-- What you need to do --
Report back every line of the entries that contains "Users", exactly as written.
(Beginning of Information)
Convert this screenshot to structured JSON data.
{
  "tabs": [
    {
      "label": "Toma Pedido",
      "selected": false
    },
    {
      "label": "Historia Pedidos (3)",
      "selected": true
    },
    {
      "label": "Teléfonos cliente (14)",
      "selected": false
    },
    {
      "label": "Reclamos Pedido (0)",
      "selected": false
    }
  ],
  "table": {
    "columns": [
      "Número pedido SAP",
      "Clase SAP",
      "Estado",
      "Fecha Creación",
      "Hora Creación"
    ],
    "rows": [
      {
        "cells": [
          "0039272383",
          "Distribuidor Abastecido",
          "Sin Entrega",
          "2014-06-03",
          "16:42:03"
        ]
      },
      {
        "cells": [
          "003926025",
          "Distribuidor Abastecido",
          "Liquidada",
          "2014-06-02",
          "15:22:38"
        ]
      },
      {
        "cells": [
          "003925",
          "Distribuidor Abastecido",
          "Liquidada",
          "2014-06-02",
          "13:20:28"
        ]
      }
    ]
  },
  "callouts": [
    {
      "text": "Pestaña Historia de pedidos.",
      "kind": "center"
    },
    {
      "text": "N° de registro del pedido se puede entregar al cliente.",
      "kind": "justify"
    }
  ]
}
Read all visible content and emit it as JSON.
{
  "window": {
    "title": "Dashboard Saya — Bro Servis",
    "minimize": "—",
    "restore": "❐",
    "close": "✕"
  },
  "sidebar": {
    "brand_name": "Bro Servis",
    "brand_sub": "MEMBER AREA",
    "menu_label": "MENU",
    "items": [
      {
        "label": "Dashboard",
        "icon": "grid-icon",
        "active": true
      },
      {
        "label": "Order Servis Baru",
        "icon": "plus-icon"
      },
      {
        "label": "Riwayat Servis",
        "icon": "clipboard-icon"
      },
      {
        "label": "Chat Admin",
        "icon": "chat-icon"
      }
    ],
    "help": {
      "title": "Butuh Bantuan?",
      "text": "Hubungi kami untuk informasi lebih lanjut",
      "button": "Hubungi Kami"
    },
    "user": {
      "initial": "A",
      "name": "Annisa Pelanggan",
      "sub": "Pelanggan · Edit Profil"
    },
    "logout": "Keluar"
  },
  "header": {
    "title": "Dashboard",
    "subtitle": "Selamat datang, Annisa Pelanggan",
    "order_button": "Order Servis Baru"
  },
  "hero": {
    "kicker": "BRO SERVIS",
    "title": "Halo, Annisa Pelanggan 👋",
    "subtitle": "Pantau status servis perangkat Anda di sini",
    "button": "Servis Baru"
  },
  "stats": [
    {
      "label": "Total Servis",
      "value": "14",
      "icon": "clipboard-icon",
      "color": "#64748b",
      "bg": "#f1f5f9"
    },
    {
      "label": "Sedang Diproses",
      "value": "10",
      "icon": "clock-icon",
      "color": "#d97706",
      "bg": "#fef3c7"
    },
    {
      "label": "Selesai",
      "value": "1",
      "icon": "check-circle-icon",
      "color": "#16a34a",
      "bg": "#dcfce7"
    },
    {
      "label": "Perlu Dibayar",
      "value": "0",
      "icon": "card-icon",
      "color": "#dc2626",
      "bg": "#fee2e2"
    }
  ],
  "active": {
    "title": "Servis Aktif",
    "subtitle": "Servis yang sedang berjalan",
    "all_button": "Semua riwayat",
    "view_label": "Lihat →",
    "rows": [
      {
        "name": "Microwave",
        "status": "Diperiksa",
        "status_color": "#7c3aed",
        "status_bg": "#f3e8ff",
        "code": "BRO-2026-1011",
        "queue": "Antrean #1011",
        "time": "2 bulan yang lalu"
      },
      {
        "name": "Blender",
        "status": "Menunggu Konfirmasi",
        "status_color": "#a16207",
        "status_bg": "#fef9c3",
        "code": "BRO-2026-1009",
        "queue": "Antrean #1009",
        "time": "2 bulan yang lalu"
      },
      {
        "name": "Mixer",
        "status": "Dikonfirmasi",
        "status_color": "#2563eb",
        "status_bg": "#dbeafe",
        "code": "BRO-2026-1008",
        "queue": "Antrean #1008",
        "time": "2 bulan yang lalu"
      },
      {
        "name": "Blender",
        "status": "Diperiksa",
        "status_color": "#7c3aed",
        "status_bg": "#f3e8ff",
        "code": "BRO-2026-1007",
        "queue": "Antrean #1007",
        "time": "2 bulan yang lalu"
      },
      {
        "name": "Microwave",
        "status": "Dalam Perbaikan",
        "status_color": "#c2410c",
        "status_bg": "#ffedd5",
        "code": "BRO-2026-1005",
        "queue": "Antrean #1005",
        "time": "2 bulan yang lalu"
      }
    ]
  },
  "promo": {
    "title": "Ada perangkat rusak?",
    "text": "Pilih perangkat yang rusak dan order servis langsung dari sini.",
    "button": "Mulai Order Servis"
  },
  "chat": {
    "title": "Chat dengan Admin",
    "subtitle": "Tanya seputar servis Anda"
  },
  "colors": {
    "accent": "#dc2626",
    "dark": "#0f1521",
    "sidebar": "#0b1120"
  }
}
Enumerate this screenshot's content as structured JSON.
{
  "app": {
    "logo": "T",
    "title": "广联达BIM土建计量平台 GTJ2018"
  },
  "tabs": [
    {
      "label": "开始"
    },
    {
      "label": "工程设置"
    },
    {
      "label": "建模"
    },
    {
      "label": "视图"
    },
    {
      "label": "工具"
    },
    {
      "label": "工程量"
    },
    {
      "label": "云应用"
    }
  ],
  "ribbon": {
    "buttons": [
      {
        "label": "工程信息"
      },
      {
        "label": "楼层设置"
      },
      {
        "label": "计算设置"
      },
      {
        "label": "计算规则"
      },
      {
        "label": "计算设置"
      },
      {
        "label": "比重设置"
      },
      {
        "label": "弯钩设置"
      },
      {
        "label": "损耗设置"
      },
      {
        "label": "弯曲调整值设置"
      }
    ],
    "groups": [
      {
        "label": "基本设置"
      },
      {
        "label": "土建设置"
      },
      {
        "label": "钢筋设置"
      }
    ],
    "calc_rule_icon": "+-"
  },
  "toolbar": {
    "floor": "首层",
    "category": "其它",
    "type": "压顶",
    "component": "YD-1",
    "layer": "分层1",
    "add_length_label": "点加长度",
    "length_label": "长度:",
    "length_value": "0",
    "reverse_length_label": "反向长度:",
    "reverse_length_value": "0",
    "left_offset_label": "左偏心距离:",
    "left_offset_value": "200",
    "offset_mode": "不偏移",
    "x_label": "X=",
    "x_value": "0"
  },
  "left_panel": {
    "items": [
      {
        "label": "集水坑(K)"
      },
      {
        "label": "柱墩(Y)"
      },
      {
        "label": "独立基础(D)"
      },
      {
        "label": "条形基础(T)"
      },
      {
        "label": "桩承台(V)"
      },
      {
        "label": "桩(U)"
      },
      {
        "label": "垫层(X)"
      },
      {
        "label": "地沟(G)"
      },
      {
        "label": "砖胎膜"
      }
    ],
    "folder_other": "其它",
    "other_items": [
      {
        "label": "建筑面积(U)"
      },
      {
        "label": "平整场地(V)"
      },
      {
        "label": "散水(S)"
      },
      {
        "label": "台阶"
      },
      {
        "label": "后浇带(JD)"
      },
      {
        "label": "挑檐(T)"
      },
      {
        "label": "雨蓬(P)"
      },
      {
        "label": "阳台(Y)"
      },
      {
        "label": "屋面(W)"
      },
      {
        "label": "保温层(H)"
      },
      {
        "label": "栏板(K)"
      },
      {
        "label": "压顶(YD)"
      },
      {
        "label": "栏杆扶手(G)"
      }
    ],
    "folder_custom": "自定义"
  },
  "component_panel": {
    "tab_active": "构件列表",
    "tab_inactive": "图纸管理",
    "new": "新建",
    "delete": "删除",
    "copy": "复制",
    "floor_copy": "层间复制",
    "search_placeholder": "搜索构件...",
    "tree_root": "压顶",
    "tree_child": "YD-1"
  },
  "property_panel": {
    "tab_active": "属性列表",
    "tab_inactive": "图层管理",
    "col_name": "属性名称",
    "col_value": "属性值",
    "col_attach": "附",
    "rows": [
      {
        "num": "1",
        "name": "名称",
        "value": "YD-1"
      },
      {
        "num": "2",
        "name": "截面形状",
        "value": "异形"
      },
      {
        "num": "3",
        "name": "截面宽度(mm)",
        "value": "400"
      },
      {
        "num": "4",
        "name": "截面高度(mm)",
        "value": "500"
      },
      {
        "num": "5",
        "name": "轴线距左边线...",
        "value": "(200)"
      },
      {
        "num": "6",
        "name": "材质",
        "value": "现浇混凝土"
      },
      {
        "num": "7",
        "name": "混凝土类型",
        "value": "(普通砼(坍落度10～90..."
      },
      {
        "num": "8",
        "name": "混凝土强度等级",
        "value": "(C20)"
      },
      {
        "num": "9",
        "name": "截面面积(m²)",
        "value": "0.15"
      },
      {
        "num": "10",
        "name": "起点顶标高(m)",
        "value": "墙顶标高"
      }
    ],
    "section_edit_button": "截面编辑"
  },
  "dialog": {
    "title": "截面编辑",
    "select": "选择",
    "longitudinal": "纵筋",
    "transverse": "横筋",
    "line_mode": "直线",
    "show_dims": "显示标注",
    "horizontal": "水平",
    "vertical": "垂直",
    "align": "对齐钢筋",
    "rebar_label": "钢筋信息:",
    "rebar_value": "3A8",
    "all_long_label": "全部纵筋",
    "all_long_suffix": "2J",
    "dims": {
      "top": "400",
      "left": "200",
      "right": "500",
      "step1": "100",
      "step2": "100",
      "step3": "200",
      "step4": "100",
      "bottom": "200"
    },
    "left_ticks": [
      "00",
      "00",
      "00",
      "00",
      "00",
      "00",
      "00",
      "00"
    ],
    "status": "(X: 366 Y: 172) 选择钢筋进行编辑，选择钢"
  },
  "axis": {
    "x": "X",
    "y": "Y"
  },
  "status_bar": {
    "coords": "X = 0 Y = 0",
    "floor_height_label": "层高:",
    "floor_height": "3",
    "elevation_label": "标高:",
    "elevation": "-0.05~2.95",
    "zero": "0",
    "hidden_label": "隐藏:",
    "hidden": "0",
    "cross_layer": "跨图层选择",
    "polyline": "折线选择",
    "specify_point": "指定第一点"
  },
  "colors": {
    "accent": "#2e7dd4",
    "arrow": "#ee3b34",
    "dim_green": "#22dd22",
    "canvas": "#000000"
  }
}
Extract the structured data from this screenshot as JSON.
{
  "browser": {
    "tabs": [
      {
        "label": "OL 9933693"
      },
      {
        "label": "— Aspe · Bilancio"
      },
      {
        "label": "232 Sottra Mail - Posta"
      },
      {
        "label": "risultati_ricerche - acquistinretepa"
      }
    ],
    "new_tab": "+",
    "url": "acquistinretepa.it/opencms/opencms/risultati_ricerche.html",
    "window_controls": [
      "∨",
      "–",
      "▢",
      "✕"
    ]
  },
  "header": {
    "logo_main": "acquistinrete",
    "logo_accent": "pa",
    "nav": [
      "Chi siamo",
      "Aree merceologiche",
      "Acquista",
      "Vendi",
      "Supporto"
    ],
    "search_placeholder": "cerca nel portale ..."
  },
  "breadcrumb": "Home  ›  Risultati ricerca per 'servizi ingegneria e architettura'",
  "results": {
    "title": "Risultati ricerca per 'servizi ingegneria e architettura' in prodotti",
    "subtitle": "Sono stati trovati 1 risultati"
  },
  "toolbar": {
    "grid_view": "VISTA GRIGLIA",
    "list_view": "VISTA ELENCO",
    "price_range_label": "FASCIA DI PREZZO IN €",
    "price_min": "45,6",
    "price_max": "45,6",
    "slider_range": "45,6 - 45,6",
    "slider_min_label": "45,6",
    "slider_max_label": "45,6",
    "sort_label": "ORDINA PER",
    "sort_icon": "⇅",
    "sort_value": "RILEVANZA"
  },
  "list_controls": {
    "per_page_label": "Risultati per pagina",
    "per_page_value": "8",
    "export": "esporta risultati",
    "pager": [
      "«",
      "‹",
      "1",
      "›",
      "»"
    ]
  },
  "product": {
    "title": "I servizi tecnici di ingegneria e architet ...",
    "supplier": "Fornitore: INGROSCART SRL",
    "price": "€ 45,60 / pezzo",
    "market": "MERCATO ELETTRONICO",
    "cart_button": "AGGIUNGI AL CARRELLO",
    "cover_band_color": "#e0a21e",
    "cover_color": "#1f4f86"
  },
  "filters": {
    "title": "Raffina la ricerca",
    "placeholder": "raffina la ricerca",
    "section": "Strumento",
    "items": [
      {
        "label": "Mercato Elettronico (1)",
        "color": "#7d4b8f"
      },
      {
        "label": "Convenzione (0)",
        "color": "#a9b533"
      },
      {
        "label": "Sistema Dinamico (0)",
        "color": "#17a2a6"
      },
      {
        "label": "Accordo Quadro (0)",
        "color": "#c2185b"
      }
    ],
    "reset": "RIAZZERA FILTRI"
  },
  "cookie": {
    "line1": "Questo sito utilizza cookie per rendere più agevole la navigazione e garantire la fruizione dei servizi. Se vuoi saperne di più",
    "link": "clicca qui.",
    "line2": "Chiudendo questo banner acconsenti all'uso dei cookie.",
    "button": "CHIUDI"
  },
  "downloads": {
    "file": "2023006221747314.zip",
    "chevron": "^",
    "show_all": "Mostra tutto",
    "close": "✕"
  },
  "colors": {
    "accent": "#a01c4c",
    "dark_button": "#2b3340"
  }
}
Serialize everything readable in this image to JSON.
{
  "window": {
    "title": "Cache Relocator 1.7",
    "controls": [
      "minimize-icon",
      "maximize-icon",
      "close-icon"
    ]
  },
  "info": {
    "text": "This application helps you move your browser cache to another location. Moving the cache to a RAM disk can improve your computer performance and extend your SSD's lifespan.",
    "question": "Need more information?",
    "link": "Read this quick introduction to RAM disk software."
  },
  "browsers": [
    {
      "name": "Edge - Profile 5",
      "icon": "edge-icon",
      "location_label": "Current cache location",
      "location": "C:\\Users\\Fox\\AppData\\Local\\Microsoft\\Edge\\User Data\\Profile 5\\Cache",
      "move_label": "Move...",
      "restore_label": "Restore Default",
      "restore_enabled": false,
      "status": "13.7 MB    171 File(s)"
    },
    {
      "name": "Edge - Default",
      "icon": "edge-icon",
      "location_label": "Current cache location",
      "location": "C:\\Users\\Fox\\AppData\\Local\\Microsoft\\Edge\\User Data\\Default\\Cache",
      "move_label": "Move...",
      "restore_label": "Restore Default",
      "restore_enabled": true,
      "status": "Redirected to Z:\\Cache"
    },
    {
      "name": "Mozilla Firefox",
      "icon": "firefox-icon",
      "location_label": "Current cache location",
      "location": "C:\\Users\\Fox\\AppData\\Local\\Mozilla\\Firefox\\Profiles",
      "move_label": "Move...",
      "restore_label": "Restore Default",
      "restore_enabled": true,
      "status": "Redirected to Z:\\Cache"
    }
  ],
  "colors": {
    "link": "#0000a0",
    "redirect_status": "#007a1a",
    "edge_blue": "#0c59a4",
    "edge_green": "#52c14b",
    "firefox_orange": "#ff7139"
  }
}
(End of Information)
-- Exercise result --
      "location": "C:\\Users\\Fox\\AppData\\Local\\Microsoft\\Edge\\User Data\\Profile 5\\Cache",
      "location": "C:\\Users\\Fox\\AppData\\Local\\Microsoft\\Edge\\User Data\\Default\\Cache",
      "location": "C:\\Users\\Fox\\AppData\\Local\\Mozilla\\Firefox\\Profiles",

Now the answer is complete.